The question is, then surely, how do we get operators interested in heat reuse, and prioritizing it? Max Schulze’s argument is that we have to make it economically beneficial. It has to be incentivized.

“Because the temperature of the heat data centers produce is low, investing in a heat pump for a data center makes no sense. If they give it away for free, how do you refinance the capital investment in the heat pump?

“I think we need to move away from this idea of let's give away the heat for free, at low temperatures, and instead say, ‘Okay, what would it cost to improve the quality of the heat? And how do I pass on those costs to somebody who's willing to pay for that?

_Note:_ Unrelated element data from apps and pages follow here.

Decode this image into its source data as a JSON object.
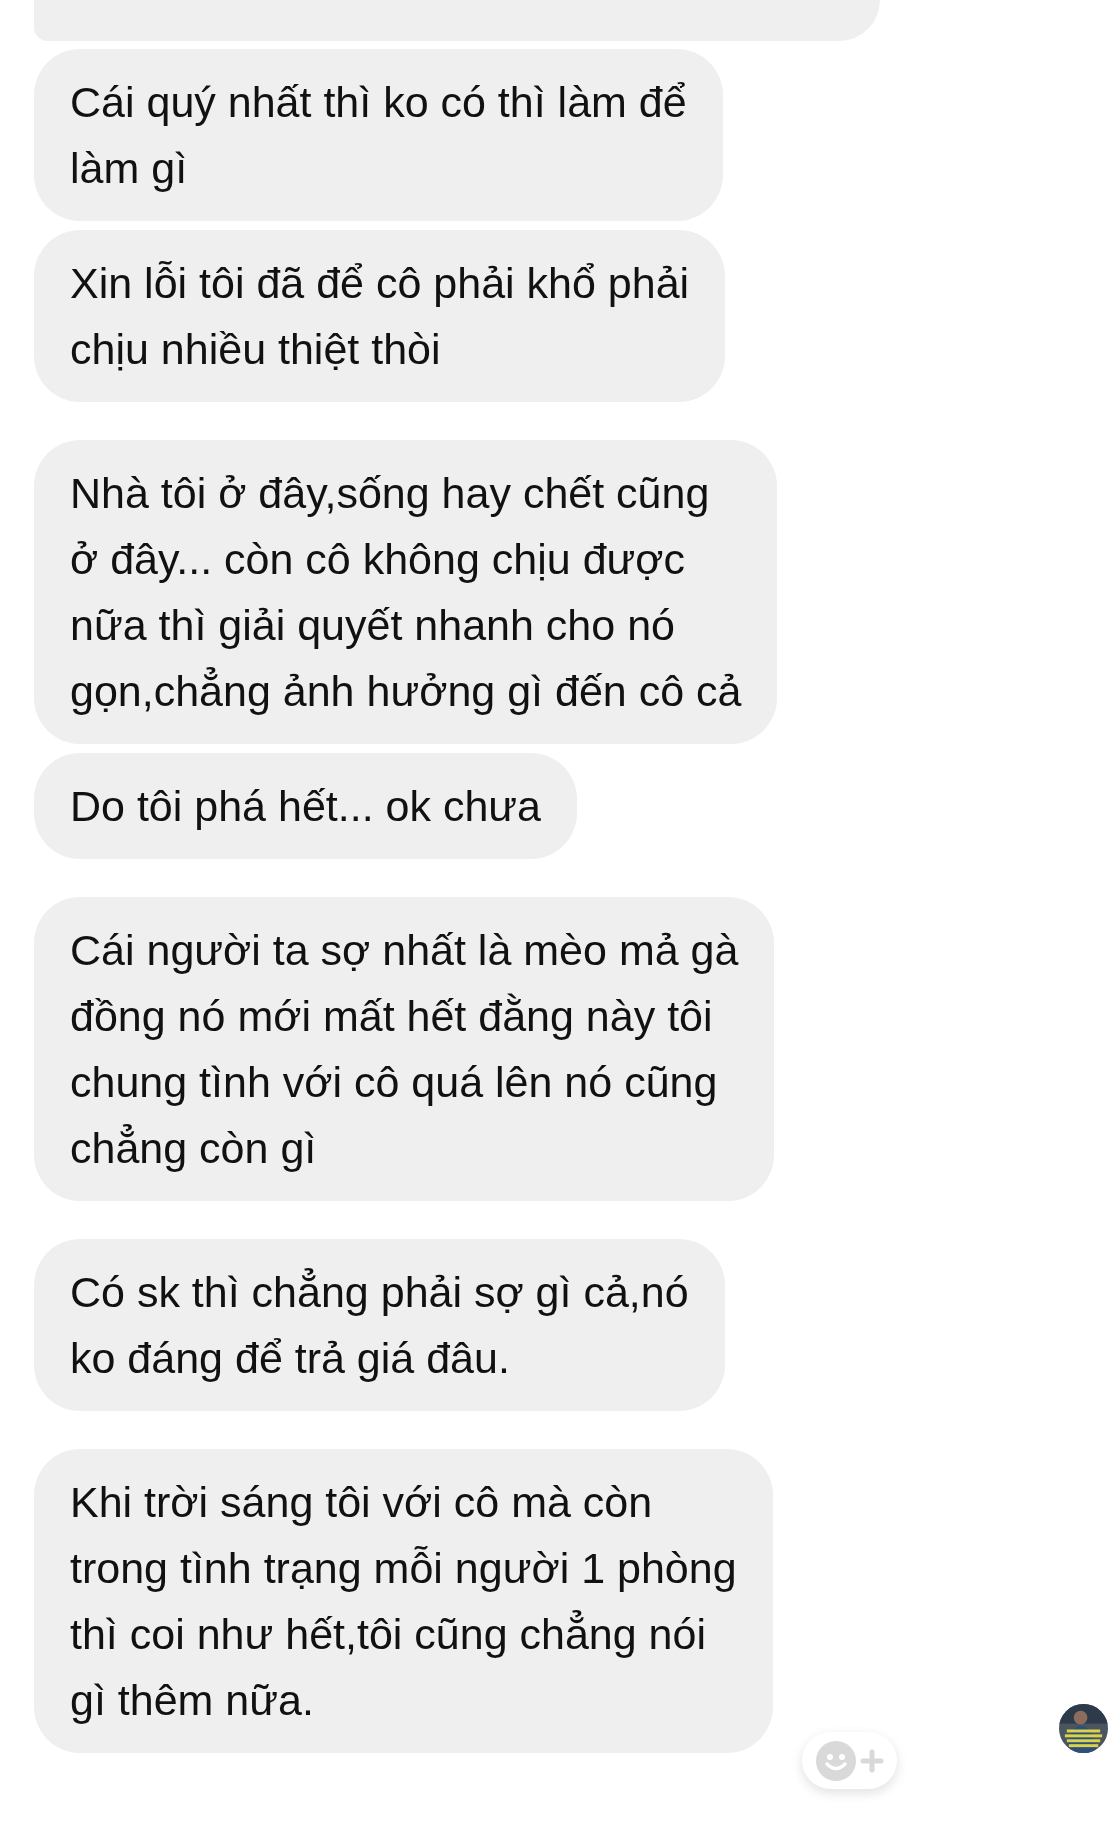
{
  "groups": [
    {
      "messages": [
        {
          "text": "Cái quý nhất thì ko có thì làm để\nlàm gì"
        },
        {
          "text": "Xin lỗi tôi đã để cô phải khổ phải\nchịu nhiều thiệt thòi"
        }
      ]
    },
    {
      "messages": [
        {
          "text": "Nhà tôi ở đây,sống hay chết cũng\nở đây... còn cô không chịu được\nnữa thì giải quyết nhanh cho nó\ngọn,chẳng ảnh hưởng gì đến cô cả"
        },
        {
          "text": "Do tôi phá hết... ok chưa"
        }
      ]
    },
    {
      "messages": [
        {
          "text": "Cái người ta sợ nhất là mèo mả gà\nđồng nó mới mất hết đằng này tôi\nchung tình với cô quá lên nó cũng\nchẳng còn gì"
        }
      ]
    },
    {
      "messages": [
        {
          "text": "Có sk thì chẳng phải sợ gì cả,nó\nko đáng để trả giá đâu."
        }
      ]
    },
    {
      "messages": [
        {
          "text": "Khi trời sáng tôi với cô mà còn\ntrong tình trạng mỗi người 1 phòng\nthì coi như hết,tôi cũng chẳng nói\ngì thêm nữa."
        }
      ]
    }
  ]
}
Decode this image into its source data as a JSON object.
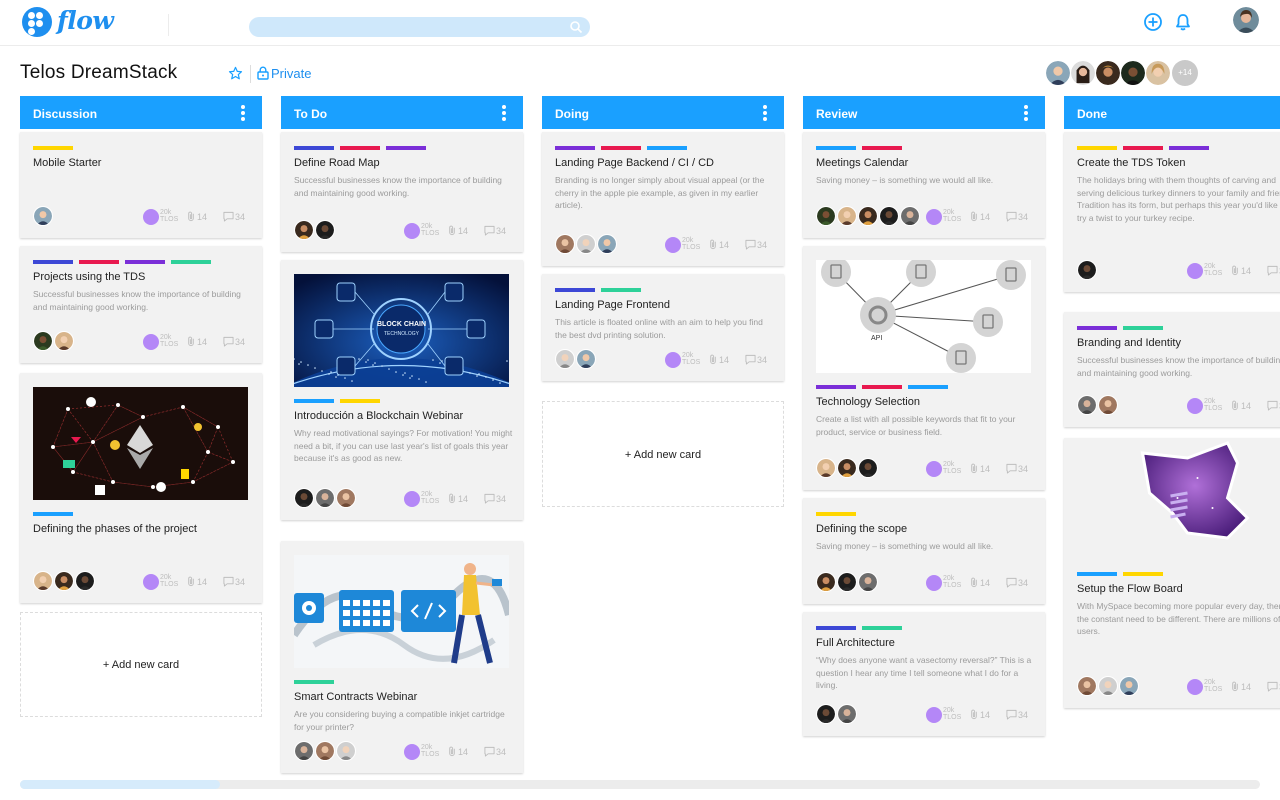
{
  "app": {
    "name": "flow"
  },
  "search": {
    "placeholder": ""
  },
  "board": {
    "title": "Telos DreamStack",
    "privacy": "Private",
    "members_more": "+14"
  },
  "colors": {
    "accent": "#1aa0ff",
    "purple": "#7b2fd8",
    "red": "#e8194f",
    "blue": "#1aa0ff",
    "yellow": "#ffd600",
    "green": "#2ed199",
    "indigo": "#3d48d6",
    "coin": "#b487f7"
  },
  "stats_defaults": {
    "coin": "20k TLOS",
    "attachments": "14",
    "comments": "34"
  },
  "add_card_label": "+ Add new card",
  "columns": [
    {
      "title": "Discussion",
      "cards": [
        {
          "tags": [
            "yellow"
          ],
          "title": "Mobile Starter",
          "desc": ""
        },
        {
          "tags": [
            "indigo",
            "red",
            "purple",
            "green"
          ],
          "title": "Projects using the TDS",
          "desc": "Successful businesses know the importance of building and maintaining good working."
        },
        {
          "tags": [
            "blue"
          ],
          "title": "Defining the phases of the project",
          "desc": "",
          "image": "ethereum-network-illustration"
        }
      ]
    },
    {
      "title": "To Do",
      "cards": [
        {
          "tags": [
            "indigo",
            "red",
            "purple"
          ],
          "title": "Define Road Map",
          "desc": "Successful businesses know the importance of building and maintaining good working."
        },
        {
          "tags": [
            "blue",
            "yellow"
          ],
          "title": "Introducción a Blockchain Webinar",
          "desc": "Why read motivational sayings? For motivation! You might need a bit, if you can use last year's list of goals this year because it's as good as new.",
          "image": "blockchain-technology-globe",
          "image_text": "BLOCK CHAIN",
          "image_subtext": "TECHNOLOGY"
        },
        {
          "tags": [
            "green"
          ],
          "title": "Smart Contracts Webinar",
          "desc": "Are you considering buying a compatible inkjet cartridge for your printer?",
          "image": "developer-workflow-illustration"
        }
      ]
    },
    {
      "title": "Doing",
      "cards": [
        {
          "tags": [
            "purple",
            "red",
            "blue"
          ],
          "title": "Landing Page Backend / CI / CD",
          "desc": "Branding is no longer simply about visual appeal (or the cherry in the apple pie example, as given in my earlier article)."
        },
        {
          "tags": [
            "indigo",
            "green"
          ],
          "title": "Landing Page Frontend",
          "desc": "This article is floated online with an aim to help you find the best dvd printing solution."
        }
      ]
    },
    {
      "title": "Review",
      "cards": [
        {
          "tags": [
            "blue",
            "red"
          ],
          "title": "Meetings Calendar",
          "desc": "Saving money – is something we would all like."
        },
        {
          "tags": [
            "purple",
            "red",
            "blue"
          ],
          "title": "Technology Selection",
          "desc": "Create a list with all possible keywords that fit to your product, service or business field.",
          "image": "api-network-diagram",
          "image_text": "API"
        },
        {
          "tags": [
            "yellow"
          ],
          "title": "Defining the scope",
          "desc": "Saving money – is something we would all like."
        },
        {
          "tags": [
            "indigo",
            "green"
          ],
          "title": "Full Architecture",
          "desc": "“Why does anyone want a vasectomy reversal?” This is a question I hear any time I tell someone what I do for a living."
        }
      ]
    },
    {
      "title": "Done",
      "cards": [
        {
          "tags": [
            "yellow",
            "red",
            "purple"
          ],
          "title": "Create the TDS Token",
          "desc": "The holidays bring with them thoughts of carving and serving delicious turkey dinners to your family and friends. Tradition has its form, but perhaps this year you'd like to try a twist to your turkey recipe."
        },
        {
          "tags": [
            "purple",
            "green"
          ],
          "title": "Branding and Identity",
          "desc": "Successful businesses know the importance of building and maintaining good working."
        },
        {
          "tags": [
            "blue",
            "yellow"
          ],
          "title": "Setup the Flow Board",
          "desc": "With MySpace becoming more popular every day, there is the constant need to be different. There are millions of users.",
          "image": "purple-galaxy-shape"
        }
      ]
    }
  ]
}
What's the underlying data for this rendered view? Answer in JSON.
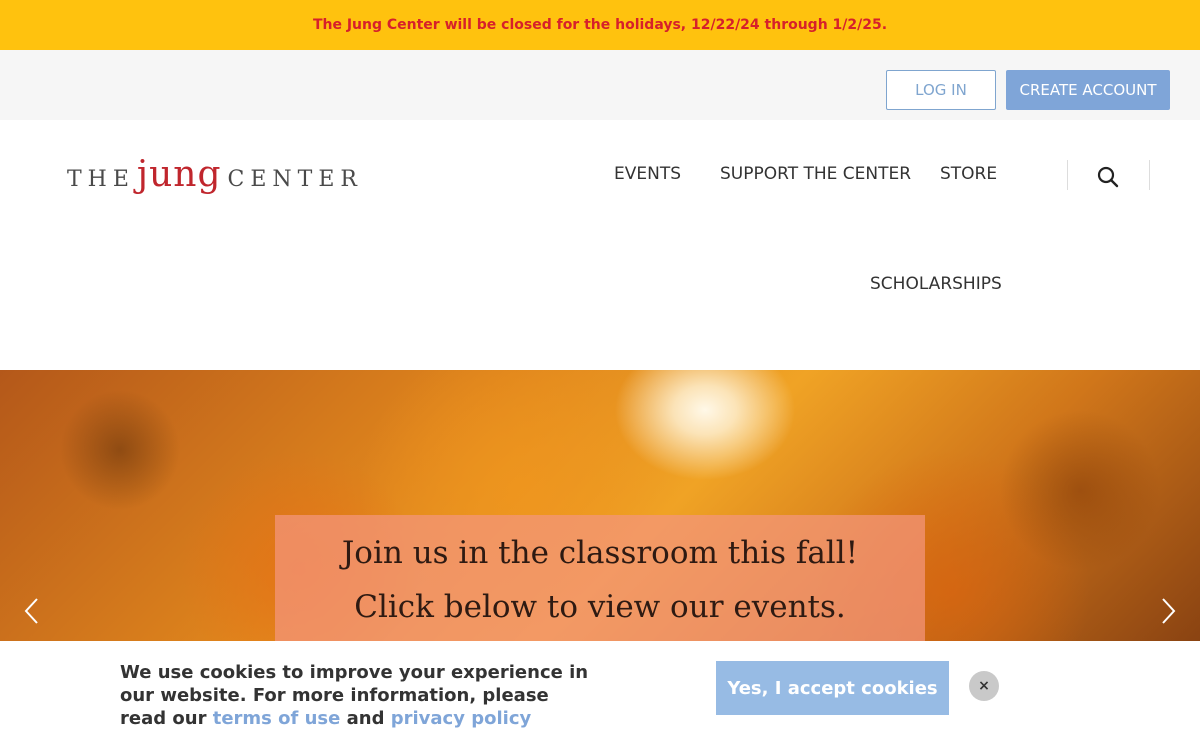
{
  "banner": {
    "text": "The Jung Center will be closed for the holidays, 12/22/24 through 1/2/25."
  },
  "account": {
    "login_label": "LOG IN",
    "create_label": "CREATE ACCOUNT"
  },
  "logo": {
    "part1": "THE",
    "part2": "jung",
    "part3": "CENTER"
  },
  "nav": {
    "events": "EVENTS",
    "support": "SUPPORT THE CENTER",
    "store": "STORE",
    "scholarships": "SCHOLARSHIPS",
    "search_icon": "search-icon"
  },
  "hero": {
    "line1": "Join us in the classroom this fall!",
    "line2": "Click below to view our events."
  },
  "cookie": {
    "text_before": "We use cookies to improve your experience in our website. For more information, please read our ",
    "terms_link": "terms of use",
    "and": " and ",
    "privacy_link": "privacy policy",
    "accept_label": "Yes, I accept cookies",
    "close_label": "×"
  },
  "colors": {
    "banner_bg": "#ffc20e",
    "banner_text": "#d6202b",
    "accent": "#7fa5d8",
    "logo_red": "#c0262d"
  }
}
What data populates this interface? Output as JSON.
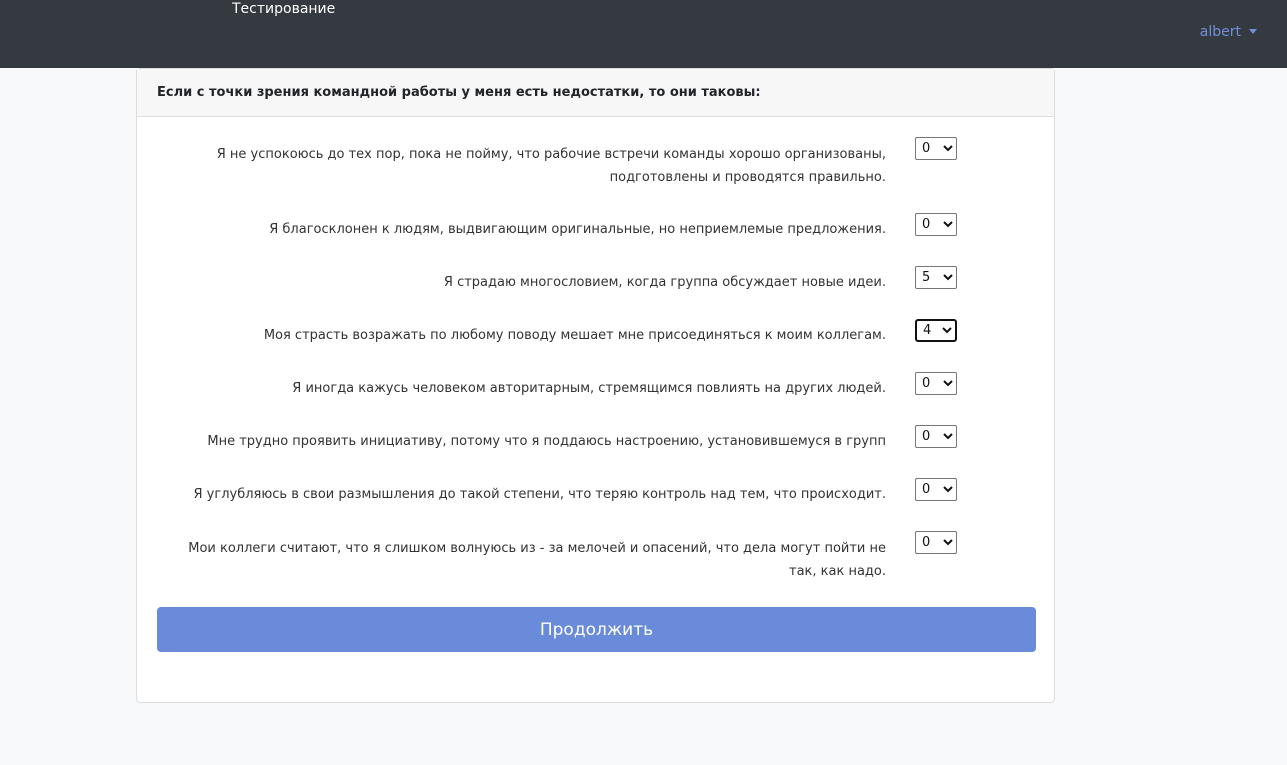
{
  "navbar": {
    "brand": "Тестирование",
    "user": "albert"
  },
  "card": {
    "header": "Если с точки зрения командной работы у меня есть недостатки, то они таковы:"
  },
  "questions": [
    {
      "text": "Я не успокоюсь до тех пор, пока не пойму, что рабочие встречи команды хорошо организованы, подготовлены и проводятся правильно.",
      "value": "0"
    },
    {
      "text": "Я благосклонен к людям, выдвигающим оригинальные, но неприемлемые предложения.",
      "value": "0"
    },
    {
      "text": "Я страдаю многословием, когда группа обсуждает новые идеи.",
      "value": "5"
    },
    {
      "text": "Моя страсть возражать по любому поводу мешает мне присоединяться к моим коллегам.",
      "value": "4"
    },
    {
      "text": "Я иногда кажусь человеком авторитарным, стремящимся повлиять на других людей.",
      "value": "0"
    },
    {
      "text": "Мне трудно проявить инициативу, потому что я поддаюсь настроению, установившемуся в групп",
      "value": "0"
    },
    {
      "text": "Я углубляюсь в свои размышления до такой степени, что теряю контроль над тем, что происходит.",
      "value": "0"
    },
    {
      "text": "Мои коллеги считают, что я слишком волнуюсь из - за мелочей и опасений, что дела могут пойти не так, как надо.",
      "value": "0"
    }
  ],
  "continue_label": "Продолжить"
}
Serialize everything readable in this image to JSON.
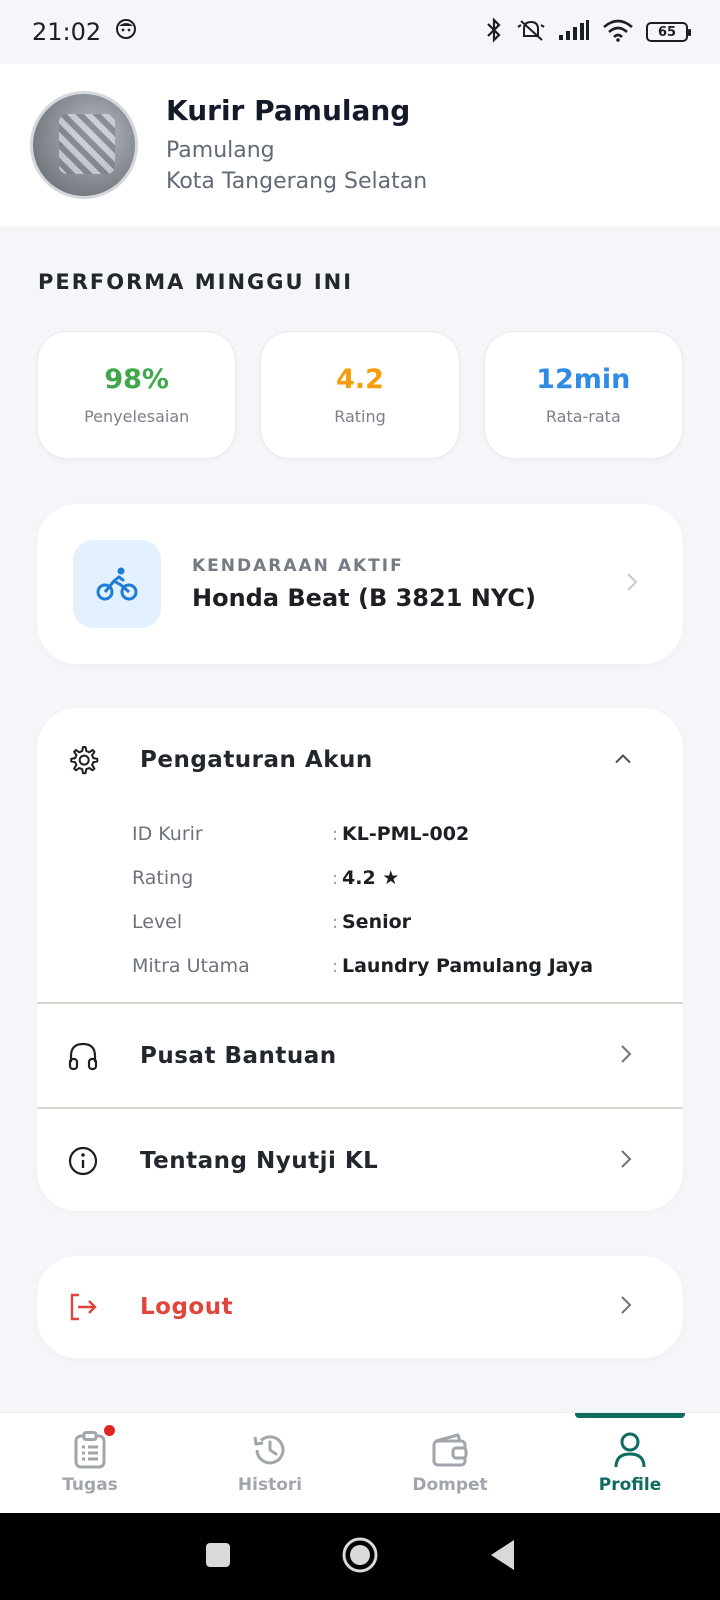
{
  "status_bar": {
    "time": "21:02",
    "battery": "65"
  },
  "profile": {
    "name": "Kurir Pamulang",
    "area": "Pamulang",
    "city": "Kota Tangerang Selatan"
  },
  "performance": {
    "title": "PERFORMA MINGGU INI",
    "stats": [
      {
        "value": "98%",
        "label": "Penyelesaian",
        "color": "#3ea84a"
      },
      {
        "value": "4.2",
        "label": "Rating",
        "color": "#f59d0b"
      },
      {
        "value": "12min",
        "label": "Rata-rata",
        "color": "#2f8be6"
      }
    ]
  },
  "vehicle": {
    "label": "KENDARAAN AKTIF",
    "name": "Honda Beat (B 3821 NYC)"
  },
  "settings": {
    "account_label": "Pengaturan Akun",
    "details": [
      {
        "key": "ID Kurir",
        "value": "KL-PML-002"
      },
      {
        "key": "Rating",
        "value": "4.2 ★"
      },
      {
        "key": "Level",
        "value": "Senior"
      },
      {
        "key": "Mitra Utama",
        "value": "Laundry Pamulang Jaya"
      }
    ],
    "help_label": "Pusat Bantuan",
    "about_label": "Tentang Nyutji KL"
  },
  "logout": {
    "label": "Logout"
  },
  "bottom_nav": [
    {
      "label": "Tugas",
      "icon": "clipboard-icon",
      "active": false,
      "badge": true
    },
    {
      "label": "Histori",
      "icon": "history-icon",
      "active": false
    },
    {
      "label": "Dompet",
      "icon": "wallet-icon",
      "active": false
    },
    {
      "label": "Profile",
      "icon": "user-icon",
      "active": true
    }
  ],
  "colors": {
    "accent": "#0e6b60",
    "danger": "#e0443a",
    "vehicle_icon": "#1f7bd8"
  }
}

Then we can have a completely different discussion.

“Try to imagine yourself being not a data center engineer, but a district heating engineer, and you're trying to plan your district heating system.

“You're looking around for different heat sources, and one option is the data centers, which from the district heating perspective, says ‘I can give heat at 25 degrees Celsius. Don't ask me for any availability guarantees, it's free. Don't ask me to put any effort into it.’ Of course, I'm not going to consider that heat source.

“If I'm a district heating engineer, obviously this isn’t interesting. But let's say the data center said ‘I can increase the temperature of the heat for you, I can deliver 40 degrees Celsius, and it will cost you this. And if you pay a little bit more, I can even give you a 15-year guarantee that I will deliver this because you're paying enough for me to make investments into additional redundant infrastructure.”

What Schulze is getting at is really what is at the core of every business. Money is the key motivator, and this can be applied to everything, even sustainability.

Listen to the full episode for a more in-depth look at the heat reuse issue, and a bit of debate between editor Peter Judge and our guest.